### Work item
Scan the entries below. Report each line where the string "access" occurs.

### Items from a dataset
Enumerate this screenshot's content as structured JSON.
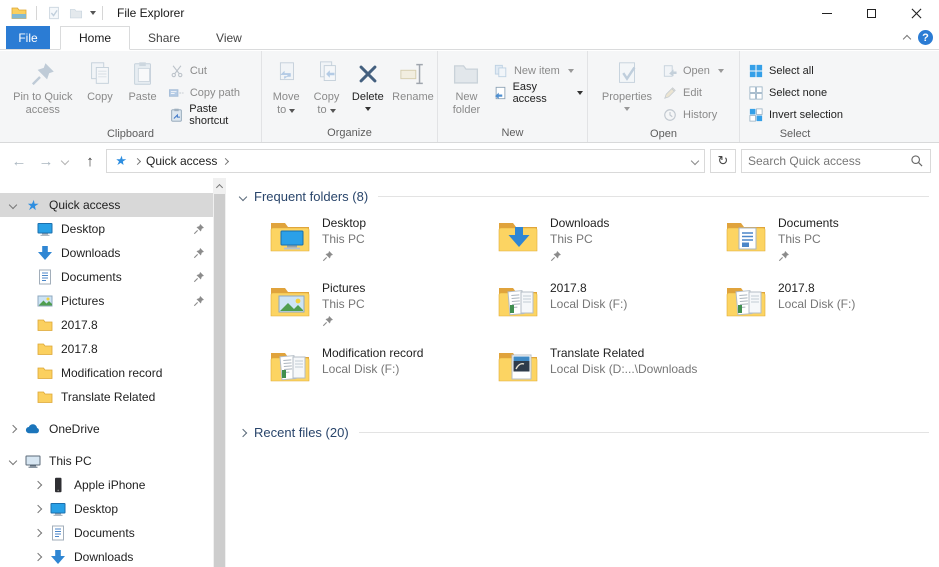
{
  "titlebar": {
    "title": "File Explorer"
  },
  "tabs": {
    "file": "File",
    "items": [
      "Home",
      "Share",
      "View"
    ]
  },
  "misc": {
    "help": "?",
    "back": "←",
    "forward": "→",
    "up": "↑",
    "refresh": "↻"
  },
  "ribbon": {
    "groups": [
      {
        "name": "Clipboard"
      },
      {
        "name": "Organize"
      },
      {
        "name": "New"
      },
      {
        "name": "Open"
      },
      {
        "name": "Select"
      }
    ],
    "buttons": {
      "pin_to_quick_access": "Pin to Quick access",
      "copy": "Copy",
      "paste": "Paste",
      "cut": "Cut",
      "copy_path": "Copy path",
      "paste_shortcut": "Paste shortcut",
      "move_to": "Move to",
      "copy_to": "Copy to",
      "delete": "Delete",
      "rename": "Rename",
      "new_folder": "New folder",
      "new_item": "New item",
      "easy_access": "Easy access",
      "properties": "Properties",
      "open": "Open",
      "edit": "Edit",
      "history": "History",
      "select_all": "Select all",
      "select_none": "Select none",
      "invert_selection": "Invert selection"
    }
  },
  "navbar": {
    "breadcrumb_root": "Quick access",
    "search_placeholder": "Search Quick access"
  },
  "sidebar": {
    "items": [
      {
        "label": "Quick access"
      },
      {
        "label": "Desktop"
      },
      {
        "label": "Downloads"
      },
      {
        "label": "Documents"
      },
      {
        "label": "Pictures"
      },
      {
        "label": "2017.8"
      },
      {
        "label": "2017.8"
      },
      {
        "label": "Modification record"
      },
      {
        "label": "Translate Related"
      },
      {
        "label": "OneDrive"
      },
      {
        "label": "This PC"
      },
      {
        "label": "Apple iPhone"
      },
      {
        "label": "Desktop"
      },
      {
        "label": "Documents"
      },
      {
        "label": "Downloads"
      }
    ]
  },
  "main": {
    "sections": [
      {
        "title": "Frequent folders (8)"
      },
      {
        "title": "Recent files (20)"
      }
    ],
    "tiles": [
      {
        "name": "Desktop",
        "location": "This PC"
      },
      {
        "name": "Downloads",
        "location": "This PC"
      },
      {
        "name": "Documents",
        "location": "This PC"
      },
      {
        "name": "Pictures",
        "location": "This PC"
      },
      {
        "name": "2017.8",
        "location": "Local Disk (F:)"
      },
      {
        "name": "2017.8",
        "location": "Local Disk (F:)"
      },
      {
        "name": "Modification record",
        "location": "Local Disk (F:)"
      },
      {
        "name": "Translate Related",
        "location": "Local Disk (D:...\\Downloads"
      }
    ]
  },
  "colors": {
    "accent_blue": "#2b7cd4",
    "folder_back": "#e0a33c",
    "folder_front": "#fcd462",
    "selection_gray": "#d8d8d8",
    "section_header": "#29456b"
  }
}
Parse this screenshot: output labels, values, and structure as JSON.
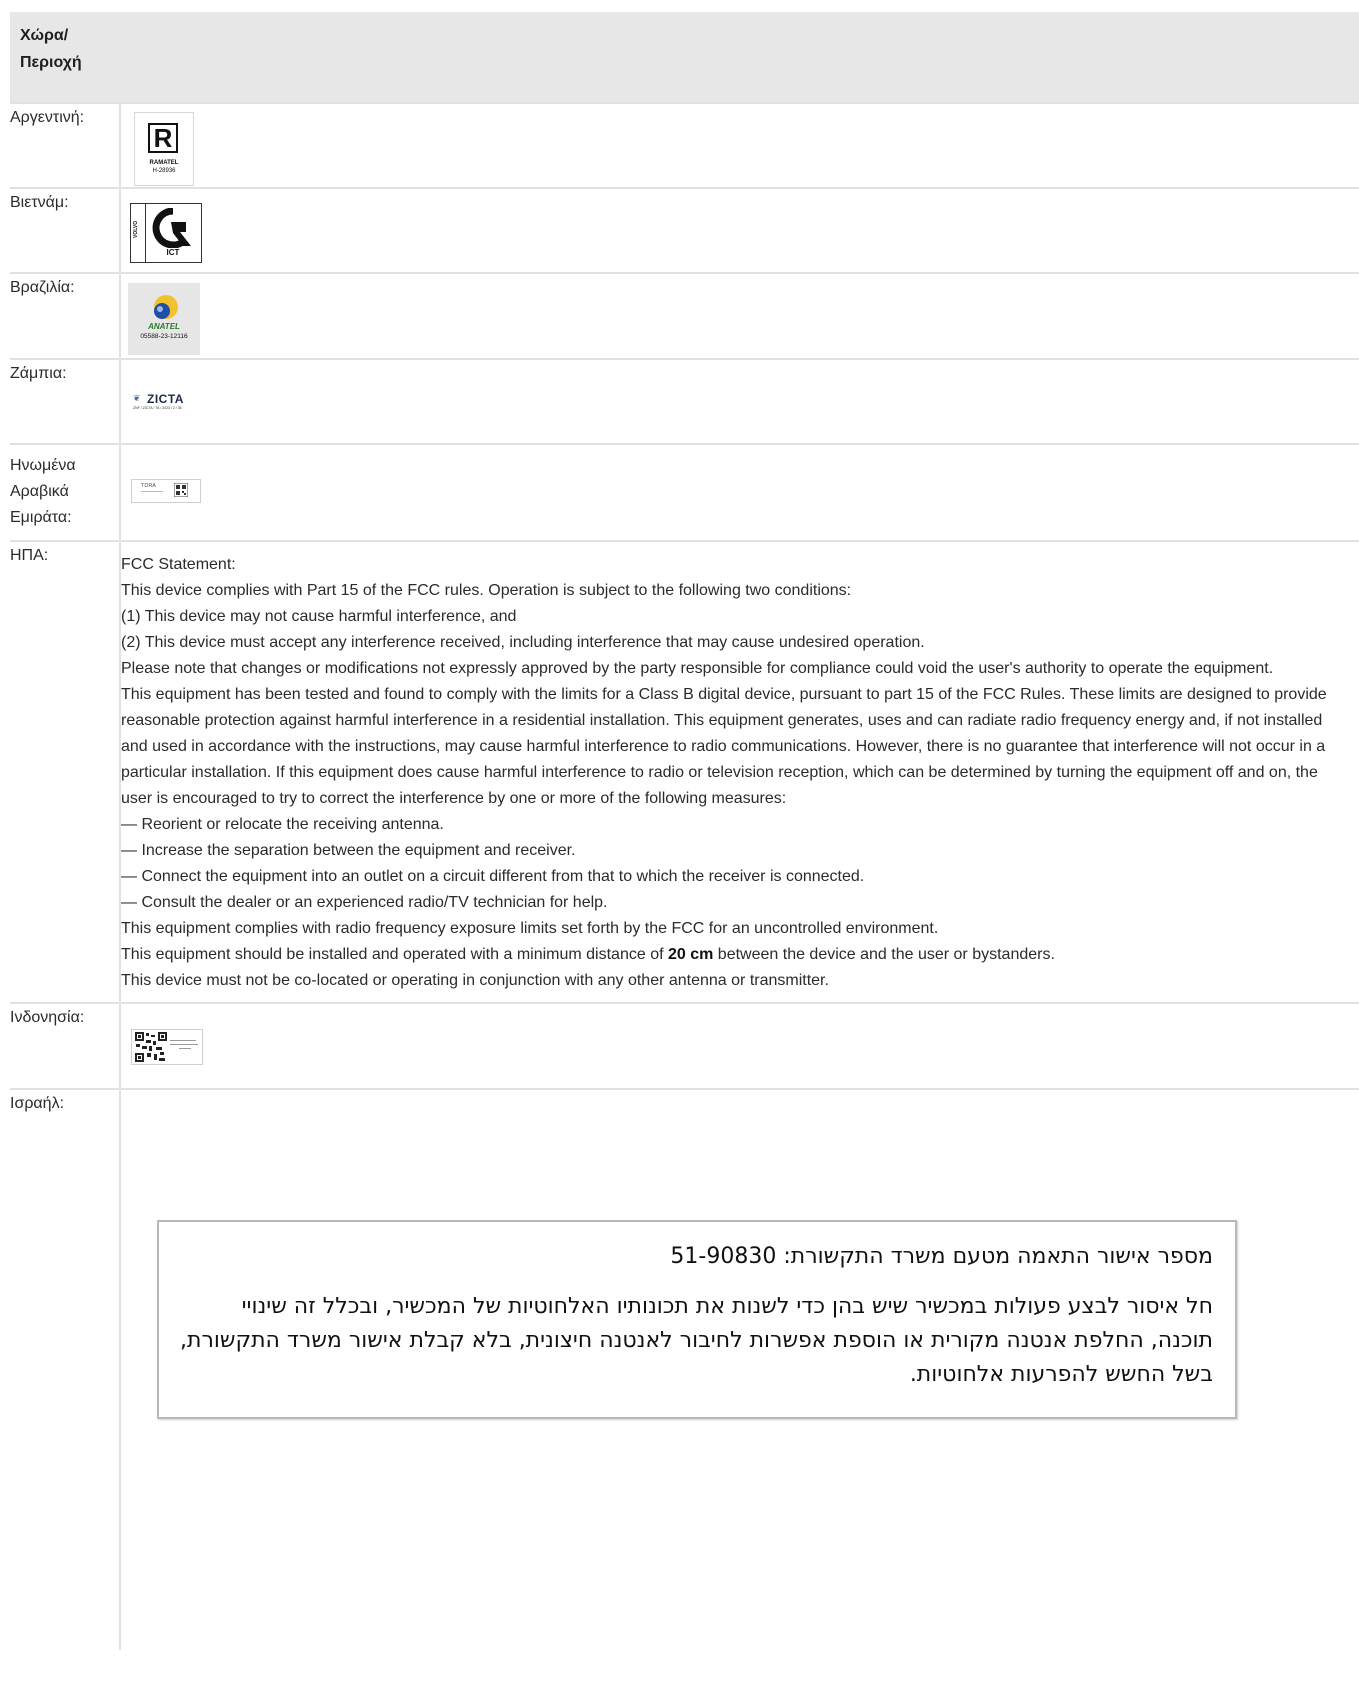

### Answer to the problem
      "pin_to_quick_access": "Pin to Quick access",
      "easy_access": "Easy access",
    "breadcrumb_root": "Quick access",
    "search_placeholder": "Search Quick access"
        "label": "Quick access"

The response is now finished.